Requirement. The full listing should be duplicated word for word.

Information shown.
- - -

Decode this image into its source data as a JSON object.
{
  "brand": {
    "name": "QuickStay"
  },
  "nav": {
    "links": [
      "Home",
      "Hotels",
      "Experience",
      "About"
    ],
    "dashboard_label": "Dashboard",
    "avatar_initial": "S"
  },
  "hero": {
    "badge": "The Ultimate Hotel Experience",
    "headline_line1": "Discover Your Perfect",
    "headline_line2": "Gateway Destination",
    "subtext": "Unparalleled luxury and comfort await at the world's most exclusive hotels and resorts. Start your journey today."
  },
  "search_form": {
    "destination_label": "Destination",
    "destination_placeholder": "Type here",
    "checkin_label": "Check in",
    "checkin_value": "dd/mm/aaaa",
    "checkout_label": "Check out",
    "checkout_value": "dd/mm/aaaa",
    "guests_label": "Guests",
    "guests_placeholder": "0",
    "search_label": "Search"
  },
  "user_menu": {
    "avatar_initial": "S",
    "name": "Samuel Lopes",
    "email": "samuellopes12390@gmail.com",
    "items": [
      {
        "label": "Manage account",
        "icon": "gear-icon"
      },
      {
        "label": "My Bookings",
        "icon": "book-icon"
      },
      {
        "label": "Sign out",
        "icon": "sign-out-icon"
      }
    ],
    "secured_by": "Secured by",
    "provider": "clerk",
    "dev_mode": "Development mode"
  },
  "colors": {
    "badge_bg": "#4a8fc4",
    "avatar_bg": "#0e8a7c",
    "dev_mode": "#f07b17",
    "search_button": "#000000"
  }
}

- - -

Task solution.
Decode this image into its source data as a JSON object.
{
  "brand": {
    "name": "QuickStay"
  },
  "nav": {
    "links": [
      "Home",
      "Hotels",
      "Experience",
      "About"
    ],
    "dashboard_label": "Dashboard",
    "avatar_initial": "S"
  },
  "hero": {
    "badge": "The Ultimate Hotel Experience",
    "headline_line1": "Discover Your Perfect",
    "headline_line2": "Gateway Destination",
    "subtext": "Unparalleled luxury and comfort await at the world's most exclusive hotels and resorts. Start your journey today."
  },
  "search_form": {
    "destination_label": "Destination",
    "destination_placeholder": "Type here",
    "checkin_label": "Check in",
    "checkin_value": "dd/mm/aaaa",
    "checkout_label": "Check out",
    "checkout_value": "dd/mm/aaaa",
    "guests_label": "Guests",
    "guests_placeholder": "0",
    "search_label": "Search"
  },
  "user_menu": {
    "avatar_initial": "S",
    "name": "Samuel Lopes",
    "email": "samuellopes12390@gmail.com",
    "items": [
      {
        "label": "Manage account",
        "icon": "gear-icon"
      },
      {
        "label": "My Bookings",
        "icon": "book-icon"
      },
      {
        "label": "Sign out",
        "icon": "sign-out-icon"
      }
    ],
    "secured_by": "Secured by",
    "provider": "clerk",
    "dev_mode": "Development mode"
  },
  "colors": {
    "badge_bg": "#4a8fc4",
    "avatar_bg": "#0e8a7c",
    "dev_mode": "#f07b17",
    "search_button": "#000000"
  }
}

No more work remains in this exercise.